JSPCA, which operates the only animal shelter in Jerusalem, is older than the State of Israel itself. It serves not only the city, but also areas without their own shelters, like Hebron, Gush Etzion and Beit Shemesh. Sharon Granot, the secretary of JSPCA, is a jack-of-all-trades for the society, doing everything from picking up wounded animals to training some of the more difficult dogs. Granot says the JSPCA plans to use Rescue Chocolate’s donation to ensure the animals have proper feeding and veterinary care. In addition to meeting those needs, the shelter also uses its funds to educate the public on responsible pet care, spay and neuter cats and dogs in the city, and find good homes for animals in need of adoption.
The critters that call the shelter home come from all walks (and hops) of life. The JSPCA takes in dogs, cats, rabbits and other animals in need; the shelter houses up to 300 dogs and 100 cats at any given time. Granot says, “We don’t choose who to save and who not to save. We also take wounded animals. We don’t turn them away.”

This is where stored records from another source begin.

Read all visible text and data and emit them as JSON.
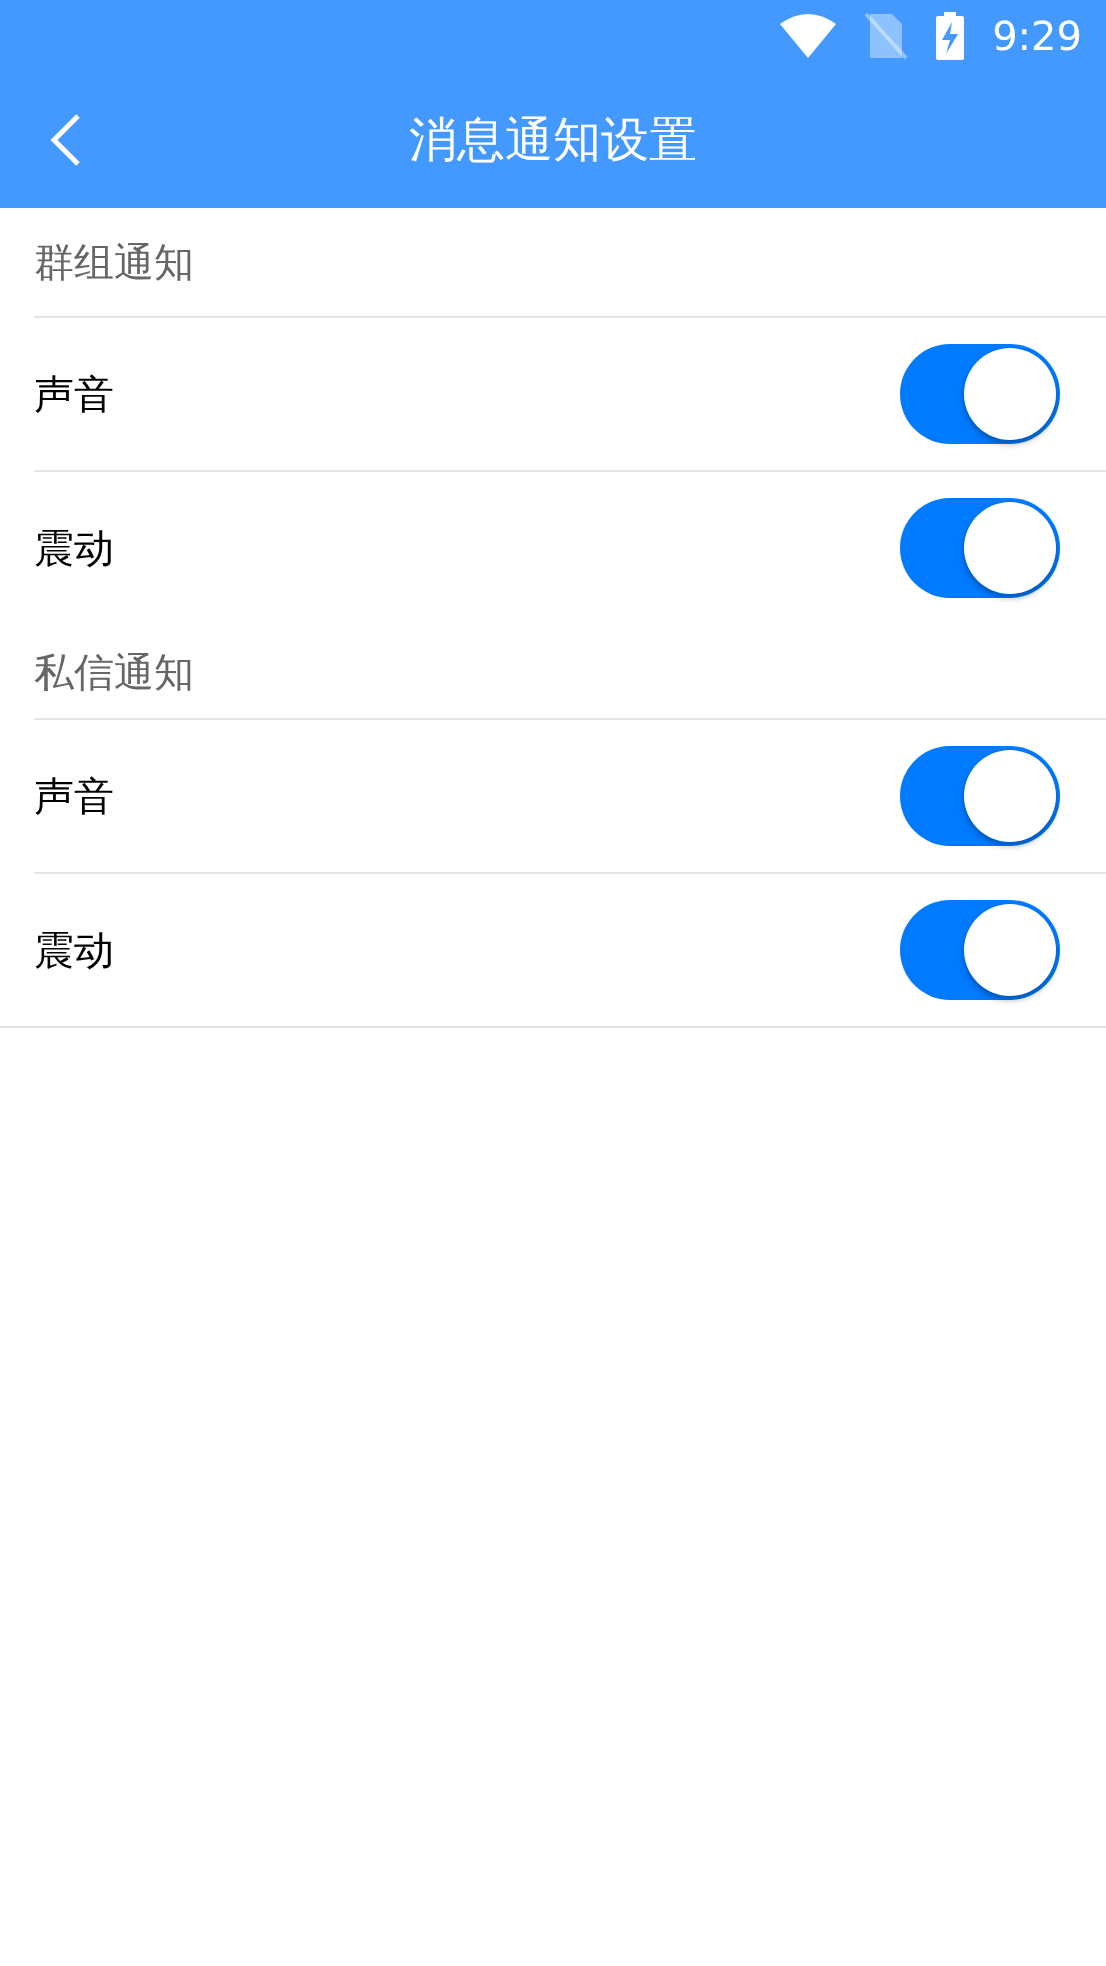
{
  "status_bar": {
    "time": "9:29"
  },
  "header": {
    "title": "消息通知设置"
  },
  "sections": [
    {
      "title": "群组通知",
      "items": [
        {
          "label": "声音",
          "on": true
        },
        {
          "label": "震动",
          "on": true
        }
      ]
    },
    {
      "title": "私信通知",
      "items": [
        {
          "label": "声音",
          "on": true
        },
        {
          "label": "震动",
          "on": true
        }
      ]
    }
  ]
}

But Jerusalem has a huge population of homeless animals, as evidenced by the countless feral cats that roam the streets.
“The only way to make a difference without killing all the animals is to spay and neuter them,” says Granot. “In Israel, more than 100,000 healthy dogs are put to sleep every year. People let their dogs get pregnant and have puppies, but then they don’t want them.”

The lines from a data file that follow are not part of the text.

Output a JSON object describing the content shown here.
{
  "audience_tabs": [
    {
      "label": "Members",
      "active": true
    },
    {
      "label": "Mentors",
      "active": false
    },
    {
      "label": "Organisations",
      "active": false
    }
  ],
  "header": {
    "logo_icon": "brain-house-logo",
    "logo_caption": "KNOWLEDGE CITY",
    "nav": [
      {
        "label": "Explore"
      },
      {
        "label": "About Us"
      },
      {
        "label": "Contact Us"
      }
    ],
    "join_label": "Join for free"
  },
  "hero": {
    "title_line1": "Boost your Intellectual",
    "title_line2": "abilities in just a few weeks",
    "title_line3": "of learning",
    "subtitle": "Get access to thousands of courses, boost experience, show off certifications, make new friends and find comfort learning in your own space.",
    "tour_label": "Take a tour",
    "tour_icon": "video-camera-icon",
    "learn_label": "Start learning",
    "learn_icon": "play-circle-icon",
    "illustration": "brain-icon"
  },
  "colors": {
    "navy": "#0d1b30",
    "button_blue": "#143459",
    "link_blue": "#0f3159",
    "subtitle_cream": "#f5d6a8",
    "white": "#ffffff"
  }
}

As for the cats, Granot says, “we capture them from the street, spay or neuter them, vaccinate them and then return them to the streets where we found them. Their quality of life is much better if they have been neutered. In a few years, if we continue, you will see fewer kittens coming to the shelter.”

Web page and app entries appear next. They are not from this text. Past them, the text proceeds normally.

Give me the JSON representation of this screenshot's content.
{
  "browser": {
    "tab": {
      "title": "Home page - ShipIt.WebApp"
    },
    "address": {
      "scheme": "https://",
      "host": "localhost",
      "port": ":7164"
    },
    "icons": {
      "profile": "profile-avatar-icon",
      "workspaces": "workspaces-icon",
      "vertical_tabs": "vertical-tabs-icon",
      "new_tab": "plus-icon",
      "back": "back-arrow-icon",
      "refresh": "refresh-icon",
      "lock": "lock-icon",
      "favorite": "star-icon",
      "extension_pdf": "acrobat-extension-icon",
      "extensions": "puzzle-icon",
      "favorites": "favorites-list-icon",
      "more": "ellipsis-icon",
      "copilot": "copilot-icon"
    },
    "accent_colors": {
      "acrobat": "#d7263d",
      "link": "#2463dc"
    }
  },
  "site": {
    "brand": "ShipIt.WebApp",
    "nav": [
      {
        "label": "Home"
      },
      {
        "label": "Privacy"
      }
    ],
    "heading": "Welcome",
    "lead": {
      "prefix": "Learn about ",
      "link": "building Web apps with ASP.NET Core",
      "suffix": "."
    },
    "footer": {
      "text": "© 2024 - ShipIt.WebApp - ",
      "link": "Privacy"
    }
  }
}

That, says Granot, is where education comes in. Volunteers from the JSPCA visit local high schools to teach students about the importance of animal rights. “We tell them about the situation in our country, about people who abuse or neglect animals.
We teach them about the importance of spaying and neutering their pets. We’re trying to teach them to be kind to animals, to put out water for cats and dogs in the summer. Most importantly, we teach them to love animals and to change the problem that we humans have created.”
Rescue Chocolate’s focus is on the problems within the US, but Gross’s prescription for a brighter future for animals can be applied in Israel and other countries, she says. “My particular focus is on the dogs and cats that wind up in animal shelters. In America, about 4 million of them are killed every year because adoptive homes cannot be found for them. The numbers are just as horrendous in other countries. But this is such a fixable problem.
Using such methods as spaying or neutering, fostering, outlawing breed-specific legislation, and lobbying for other positive changes, we could bring that number down to zero.”
Both Rescue Chocolate and the JSPCA stress the importance of adopting shelter pets rather than purebred dogs and cats. Granot of the JSPCA says, “It’s my belief that when you buy a puppy or a purebred, you are killing another dog from another shelter. You are letting breeders know that it’s fine, keep on doing it. When you buy from a breeder, then you support them. When you refuse to buy, but go to a shelter and adopt, you are saving a life. It’s as simple as that.”
Adoption, she continues, provides the best possible life for a pet. “We make life in the shelter as good as we can, but it’s not a life in a home. It never can be; it will never have children and a garden where the pet can play.”
Gross agrees with the JSPCA’s stance on the importance of education and adopting shelter pets.
“I support animal rights because we’re all part of the same precious web of life. I take the talmudic dictum – when you save a life, it is as if you have saved the whole world – to apply to animal life as well,” she says.